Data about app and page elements
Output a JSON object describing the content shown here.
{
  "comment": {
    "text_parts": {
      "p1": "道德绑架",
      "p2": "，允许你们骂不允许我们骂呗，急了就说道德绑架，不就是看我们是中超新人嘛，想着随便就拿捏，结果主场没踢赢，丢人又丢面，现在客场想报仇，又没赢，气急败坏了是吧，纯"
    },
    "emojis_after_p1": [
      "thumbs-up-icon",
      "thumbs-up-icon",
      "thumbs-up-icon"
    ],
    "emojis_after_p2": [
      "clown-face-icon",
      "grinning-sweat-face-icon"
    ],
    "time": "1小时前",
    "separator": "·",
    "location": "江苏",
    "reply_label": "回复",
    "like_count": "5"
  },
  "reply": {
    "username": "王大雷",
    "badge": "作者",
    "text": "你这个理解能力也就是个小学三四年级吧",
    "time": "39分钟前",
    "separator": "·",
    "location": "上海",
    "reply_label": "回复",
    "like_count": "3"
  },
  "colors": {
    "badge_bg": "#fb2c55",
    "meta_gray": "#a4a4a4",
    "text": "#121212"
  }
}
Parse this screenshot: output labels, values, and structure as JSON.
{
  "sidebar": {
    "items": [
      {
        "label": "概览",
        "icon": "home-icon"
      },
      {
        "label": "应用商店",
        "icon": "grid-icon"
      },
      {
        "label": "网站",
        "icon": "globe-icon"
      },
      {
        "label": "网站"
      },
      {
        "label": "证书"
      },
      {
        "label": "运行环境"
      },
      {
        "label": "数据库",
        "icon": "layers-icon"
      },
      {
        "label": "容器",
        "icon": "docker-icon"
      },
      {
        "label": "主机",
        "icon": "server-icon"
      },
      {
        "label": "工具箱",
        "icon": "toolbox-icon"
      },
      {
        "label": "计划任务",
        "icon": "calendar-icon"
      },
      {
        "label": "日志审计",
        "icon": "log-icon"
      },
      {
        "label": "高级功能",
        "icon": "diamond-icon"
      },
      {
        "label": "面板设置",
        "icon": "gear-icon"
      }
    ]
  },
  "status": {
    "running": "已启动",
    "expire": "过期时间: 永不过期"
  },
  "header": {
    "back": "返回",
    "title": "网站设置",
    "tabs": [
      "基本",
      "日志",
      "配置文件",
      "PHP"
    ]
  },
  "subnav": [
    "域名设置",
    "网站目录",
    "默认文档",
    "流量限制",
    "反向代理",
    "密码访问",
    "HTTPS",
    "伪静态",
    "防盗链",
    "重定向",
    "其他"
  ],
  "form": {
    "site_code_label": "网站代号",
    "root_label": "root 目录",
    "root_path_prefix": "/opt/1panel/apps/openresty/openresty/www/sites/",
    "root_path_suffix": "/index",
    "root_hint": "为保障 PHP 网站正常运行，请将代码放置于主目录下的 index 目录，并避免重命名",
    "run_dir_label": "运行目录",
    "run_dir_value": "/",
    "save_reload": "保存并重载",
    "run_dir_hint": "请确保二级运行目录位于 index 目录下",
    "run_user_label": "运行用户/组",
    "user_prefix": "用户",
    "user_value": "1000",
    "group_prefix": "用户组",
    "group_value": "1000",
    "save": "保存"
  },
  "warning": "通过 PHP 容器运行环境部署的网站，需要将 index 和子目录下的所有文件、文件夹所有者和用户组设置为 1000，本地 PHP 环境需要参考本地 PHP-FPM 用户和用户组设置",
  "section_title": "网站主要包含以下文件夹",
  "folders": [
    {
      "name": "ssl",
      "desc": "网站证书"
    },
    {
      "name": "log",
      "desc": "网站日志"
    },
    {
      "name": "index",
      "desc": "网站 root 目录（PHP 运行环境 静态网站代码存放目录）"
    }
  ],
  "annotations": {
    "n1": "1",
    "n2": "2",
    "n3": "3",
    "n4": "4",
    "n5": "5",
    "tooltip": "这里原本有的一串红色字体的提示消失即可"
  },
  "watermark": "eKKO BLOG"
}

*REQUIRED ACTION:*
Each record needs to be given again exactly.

*SOLVED EXERCISE:*
Output a JSON object describing the content shown here.
{
  "comment": {
    "text_parts": {
      "p1": "道德绑架",
      "p2": "，允许你们骂不允许我们骂呗，急了就说道德绑架，不就是看我们是中超新人嘛，想着随便就拿捏，结果主场没踢赢，丢人又丢面，现在客场想报仇，又没赢，气急败坏了是吧，纯"
    },
    "emojis_after_p1": [
      "thumbs-up-icon",
      "thumbs-up-icon",
      "thumbs-up-icon"
    ],
    "emojis_after_p2": [
      "clown-face-icon",
      "grinning-sweat-face-icon"
    ],
    "time": "1小时前",
    "separator": "·",
    "location": "江苏",
    "reply_label": "回复",
    "like_count": "5"
  },
  "reply": {
    "username": "王大雷",
    "badge": "作者",
    "text": "你这个理解能力也就是个小学三四年级吧",
    "time": "39分钟前",
    "separator": "·",
    "location": "上海",
    "reply_label": "回复",
    "like_count": "3"
  },
  "colors": {
    "badge_bg": "#fb2c55",
    "meta_gray": "#a4a4a4",
    "text": "#121212"
  }
}
Parse this screenshot: output labels, values, and structure as JSON.
{
  "sidebar": {
    "items": [
      {
        "label": "概览",
        "icon": "home-icon"
      },
      {
        "label": "应用商店",
        "icon": "grid-icon"
      },
      {
        "label": "网站",
        "icon": "globe-icon"
      },
      {
        "label": "网站"
      },
      {
        "label": "证书"
      },
      {
        "label": "运行环境"
      },
      {
        "label": "数据库",
        "icon": "layers-icon"
      },
      {
        "label": "容器",
        "icon": "docker-icon"
      },
      {
        "label": "主机",
        "icon": "server-icon"
      },
      {
        "label": "工具箱",
        "icon": "toolbox-icon"
      },
      {
        "label": "计划任务",
        "icon": "calendar-icon"
      },
      {
        "label": "日志审计",
        "icon": "log-icon"
      },
      {
        "label": "高级功能",
        "icon": "diamond-icon"
      },
      {
        "label": "面板设置",
        "icon": "gear-icon"
      }
    ]
  },
  "status": {
    "running": "已启动",
    "expire": "过期时间: 永不过期"
  },
  "header": {
    "back": "返回",
    "title": "网站设置",
    "tabs": [
      "基本",
      "日志",
      "配置文件",
      "PHP"
    ]
  },
  "subnav": [
    "域名设置",
    "网站目录",
    "默认文档",
    "流量限制",
    "反向代理",
    "密码访问",
    "HTTPS",
    "伪静态",
    "防盗链",
    "重定向",
    "其他"
  ],
  "form": {
    "site_code_label": "网站代号",
    "root_label": "root 目录",
    "root_path_prefix": "/opt/1panel/apps/openresty/openresty/www/sites/",
    "root_path_suffix": "/index",
    "root_hint": "为保障 PHP 网站正常运行，请将代码放置于主目录下的 index 目录，并避免重命名",
    "run_dir_label": "运行目录",
    "run_dir_value": "/",
    "save_reload": "保存并重载",
    "run_dir_hint": "请确保二级运行目录位于 index 目录下",
    "run_user_label": "运行用户/组",
    "user_prefix": "用户",
    "user_value": "1000",
    "group_prefix": "用户组",
    "group_value": "1000",
    "save": "保存"
  },
  "warning": "通过 PHP 容器运行环境部署的网站，需要将 index 和子目录下的所有文件、文件夹所有者和用户组设置为 1000，本地 PHP 环境需要参考本地 PHP-FPM 用户和用户组设置",
  "section_title": "网站主要包含以下文件夹",
  "folders": [
    {
      "name": "ssl",
      "desc": "网站证书"
    },
    {
      "name": "log",
      "desc": "网站日志"
    },
    {
      "name": "index",
      "desc": "网站 root 目录（PHP 运行环境 静态网站代码存放目录）"
    }
  ],
  "annotations": {
    "n1": "1",
    "n2": "2",
    "n3": "3",
    "n4": "4",
    "n5": "5",
    "tooltip": "这里原本有的一串红色字体的提示消失即可"
  },
  "watermark": "eKKO BLOG"
}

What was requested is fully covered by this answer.